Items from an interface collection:
▬▬▬▬▬▬▬▬▬▬
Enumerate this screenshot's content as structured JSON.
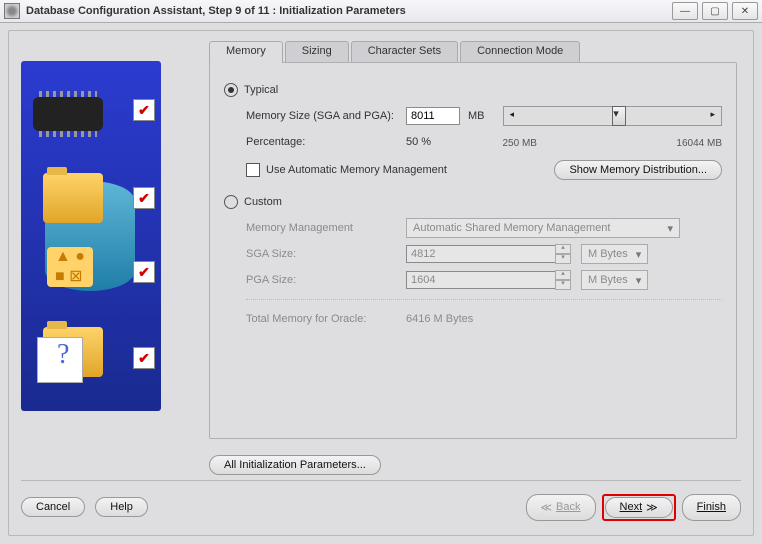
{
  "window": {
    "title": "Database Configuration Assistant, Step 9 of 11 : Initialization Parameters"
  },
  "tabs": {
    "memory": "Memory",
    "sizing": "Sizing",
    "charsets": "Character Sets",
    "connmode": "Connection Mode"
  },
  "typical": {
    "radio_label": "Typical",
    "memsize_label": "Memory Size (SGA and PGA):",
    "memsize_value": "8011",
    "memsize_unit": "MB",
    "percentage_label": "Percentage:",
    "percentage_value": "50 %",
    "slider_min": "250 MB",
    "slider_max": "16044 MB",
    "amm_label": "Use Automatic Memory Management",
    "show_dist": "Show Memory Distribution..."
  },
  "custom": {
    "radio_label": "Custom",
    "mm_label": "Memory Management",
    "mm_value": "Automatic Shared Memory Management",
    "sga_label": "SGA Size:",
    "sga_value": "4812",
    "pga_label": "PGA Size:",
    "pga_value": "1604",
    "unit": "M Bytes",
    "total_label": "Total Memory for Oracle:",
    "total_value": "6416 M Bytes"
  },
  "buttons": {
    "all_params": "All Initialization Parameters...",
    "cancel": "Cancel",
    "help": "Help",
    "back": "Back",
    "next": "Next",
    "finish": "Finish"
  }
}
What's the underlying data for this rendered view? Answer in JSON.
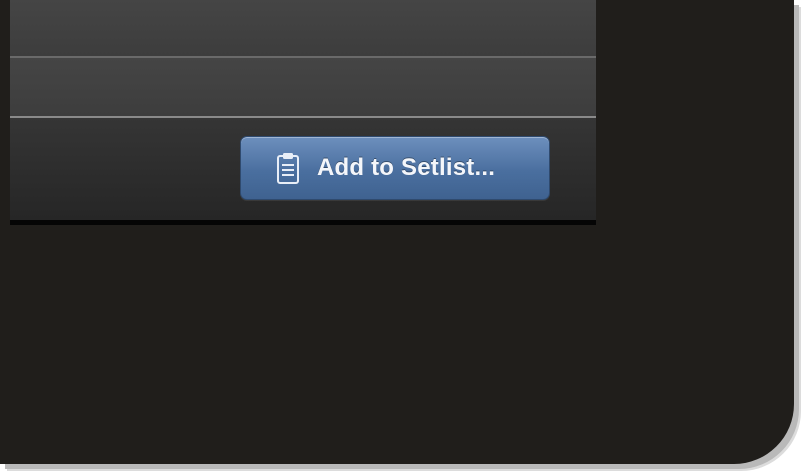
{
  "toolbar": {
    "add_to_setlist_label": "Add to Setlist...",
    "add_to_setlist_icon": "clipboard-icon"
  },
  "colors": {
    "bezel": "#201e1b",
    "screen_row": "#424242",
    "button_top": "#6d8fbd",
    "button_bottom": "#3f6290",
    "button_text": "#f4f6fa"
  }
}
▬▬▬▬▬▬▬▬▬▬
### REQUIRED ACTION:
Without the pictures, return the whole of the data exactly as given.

### EXERCISE RESPONSE:
Enumerate this screenshot's content as structured JSON.
{
  "window": {
    "title": "Database Configuration Assistant, Step 9 of 11 : Initialization Parameters"
  },
  "tabs": {
    "memory": "Memory",
    "sizing": "Sizing",
    "charsets": "Character Sets",
    "connmode": "Connection Mode"
  },
  "typical": {
    "radio_label": "Typical",
    "memsize_label": "Memory Size (SGA and PGA):",
    "memsize_value": "8011",
    "memsize_unit": "MB",
    "percentage_label": "Percentage:",
    "percentage_value": "50 %",
    "slider_min": "250 MB",
    "slider_max": "16044 MB",
    "amm_label": "Use Automatic Memory Management",
    "show_dist": "Show Memory Distribution..."
  },
  "custom": {
    "radio_label": "Custom",
    "mm_label": "Memory Management",
    "mm_value": "Automatic Shared Memory Management",
    "sga_label": "SGA Size:",
    "sga_value": "4812",
    "pga_label": "PGA Size:",
    "pga_value": "1604",
    "unit": "M Bytes",
    "total_label": "Total Memory for Oracle:",
    "total_value": "6416 M Bytes"
  },
  "buttons": {
    "all_params": "All Initialization Parameters...",
    "cancel": "Cancel",
    "help": "Help",
    "back": "Back",
    "next": "Next",
    "finish": "Finish"
  }
}
What's the underlying data for this rendered view? Answer in JSON.
{
  "toolbar": {
    "add_to_setlist_label": "Add to Setlist...",
    "add_to_setlist_icon": "clipboard-icon"
  },
  "colors": {
    "bezel": "#201e1b",
    "screen_row": "#424242",
    "button_top": "#6d8fbd",
    "button_bottom": "#3f6290",
    "button_text": "#f4f6fa"
  }
}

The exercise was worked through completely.